**WHAT THE TASK ASKS**
Please retype the records below exactly as they appear, leaving out every picture.

=======

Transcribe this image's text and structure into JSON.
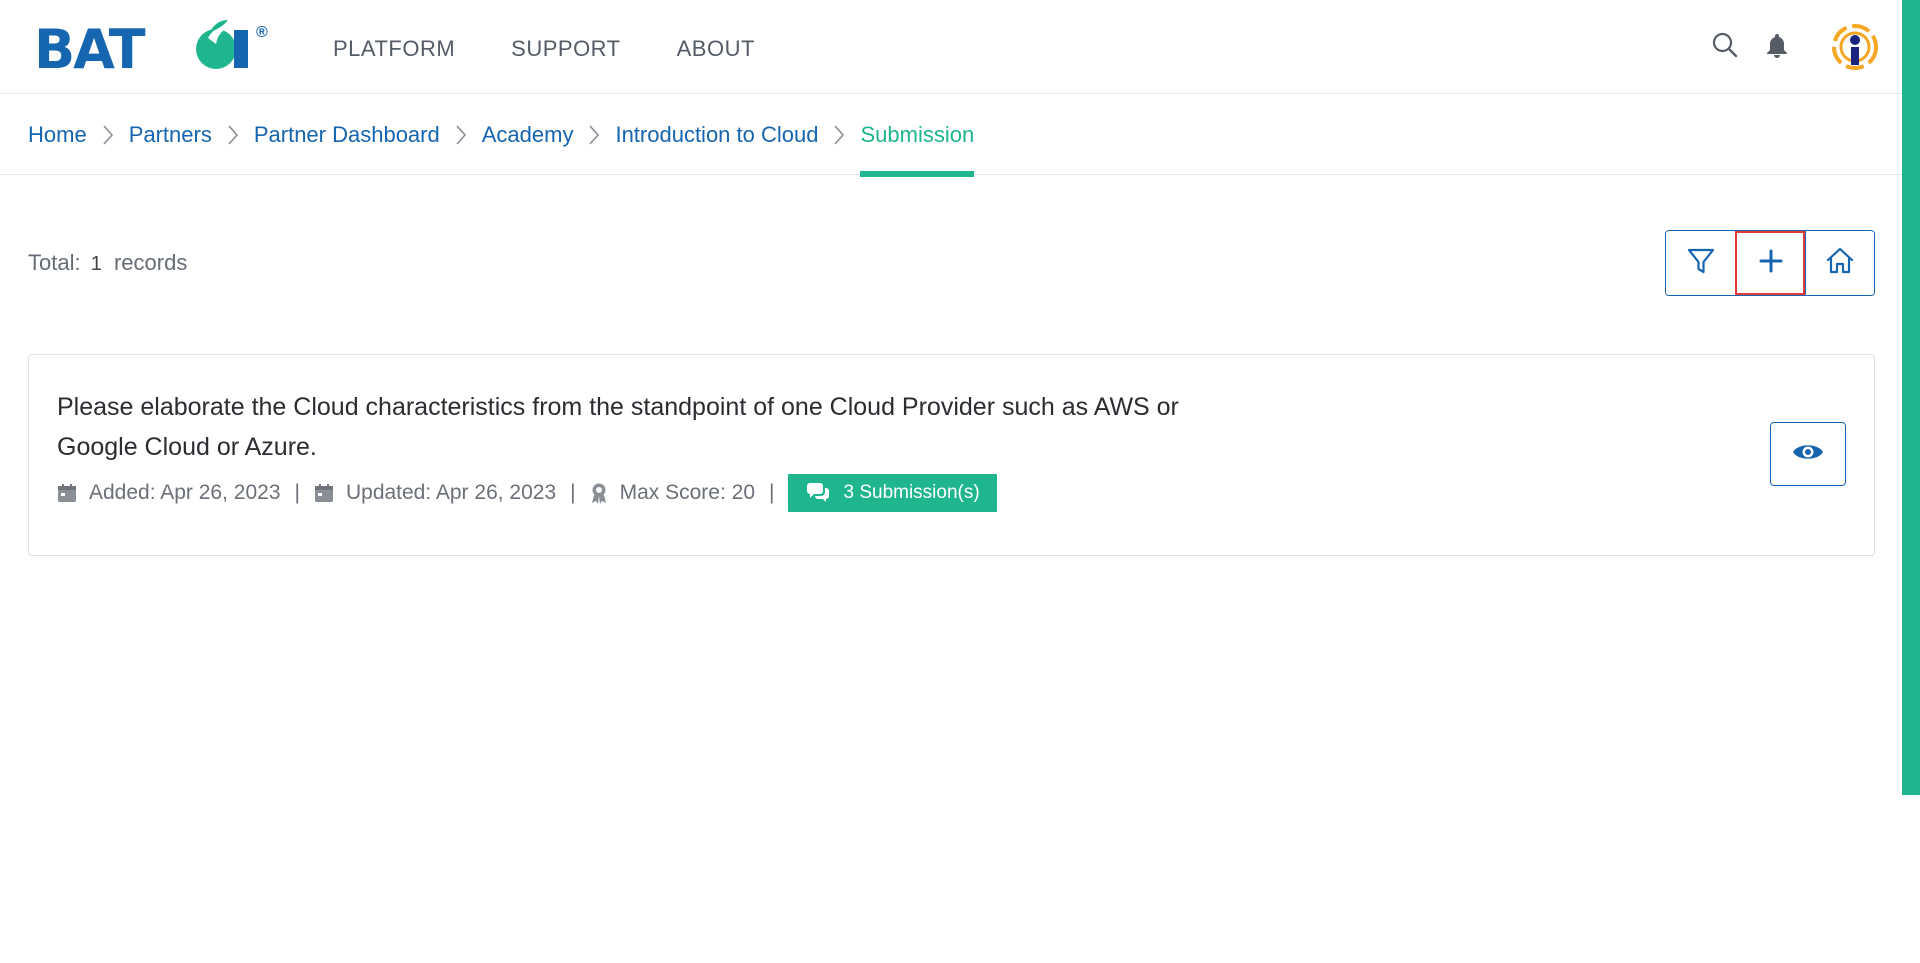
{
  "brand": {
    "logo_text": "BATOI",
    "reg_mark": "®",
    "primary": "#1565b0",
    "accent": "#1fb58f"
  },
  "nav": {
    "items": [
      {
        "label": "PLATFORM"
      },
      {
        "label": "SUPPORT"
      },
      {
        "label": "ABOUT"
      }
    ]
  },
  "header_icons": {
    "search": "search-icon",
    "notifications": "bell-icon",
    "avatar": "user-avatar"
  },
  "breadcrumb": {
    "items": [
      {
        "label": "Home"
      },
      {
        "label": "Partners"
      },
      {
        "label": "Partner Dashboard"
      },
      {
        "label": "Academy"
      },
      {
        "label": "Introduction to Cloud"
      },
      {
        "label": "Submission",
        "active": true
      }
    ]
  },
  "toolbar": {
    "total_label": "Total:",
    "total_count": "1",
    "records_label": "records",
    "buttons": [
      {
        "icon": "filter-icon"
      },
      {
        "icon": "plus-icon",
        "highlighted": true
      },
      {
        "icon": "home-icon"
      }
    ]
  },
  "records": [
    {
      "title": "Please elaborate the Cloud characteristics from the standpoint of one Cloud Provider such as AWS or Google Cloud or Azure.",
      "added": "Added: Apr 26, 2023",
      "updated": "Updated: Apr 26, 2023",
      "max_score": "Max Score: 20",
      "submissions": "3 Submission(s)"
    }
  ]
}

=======

**ANSWER**
Transcribe this image's text and structure into JSON.
{
  "brand": {
    "logo_text": "BATOI",
    "reg_mark": "®",
    "primary": "#1565b0",
    "accent": "#1fb58f"
  },
  "nav": {
    "items": [
      {
        "label": "PLATFORM"
      },
      {
        "label": "SUPPORT"
      },
      {
        "label": "ABOUT"
      }
    ]
  },
  "header_icons": {
    "search": "search-icon",
    "notifications": "bell-icon",
    "avatar": "user-avatar"
  },
  "breadcrumb": {
    "items": [
      {
        "label": "Home"
      },
      {
        "label": "Partners"
      },
      {
        "label": "Partner Dashboard"
      },
      {
        "label": "Academy"
      },
      {
        "label": "Introduction to Cloud"
      },
      {
        "label": "Submission",
        "active": true
      }
    ]
  },
  "toolbar": {
    "total_label": "Total:",
    "total_count": "1",
    "records_label": "records",
    "buttons": [
      {
        "icon": "filter-icon"
      },
      {
        "icon": "plus-icon",
        "highlighted": true
      },
      {
        "icon": "home-icon"
      }
    ]
  },
  "records": [
    {
      "title": "Please elaborate the Cloud characteristics from the standpoint of one Cloud Provider such as AWS or Google Cloud or Azure.",
      "added": "Added: Apr 26, 2023",
      "updated": "Updated: Apr 26, 2023",
      "max_score": "Max Score: 20",
      "submissions": "3 Submission(s)"
    }
  ]
}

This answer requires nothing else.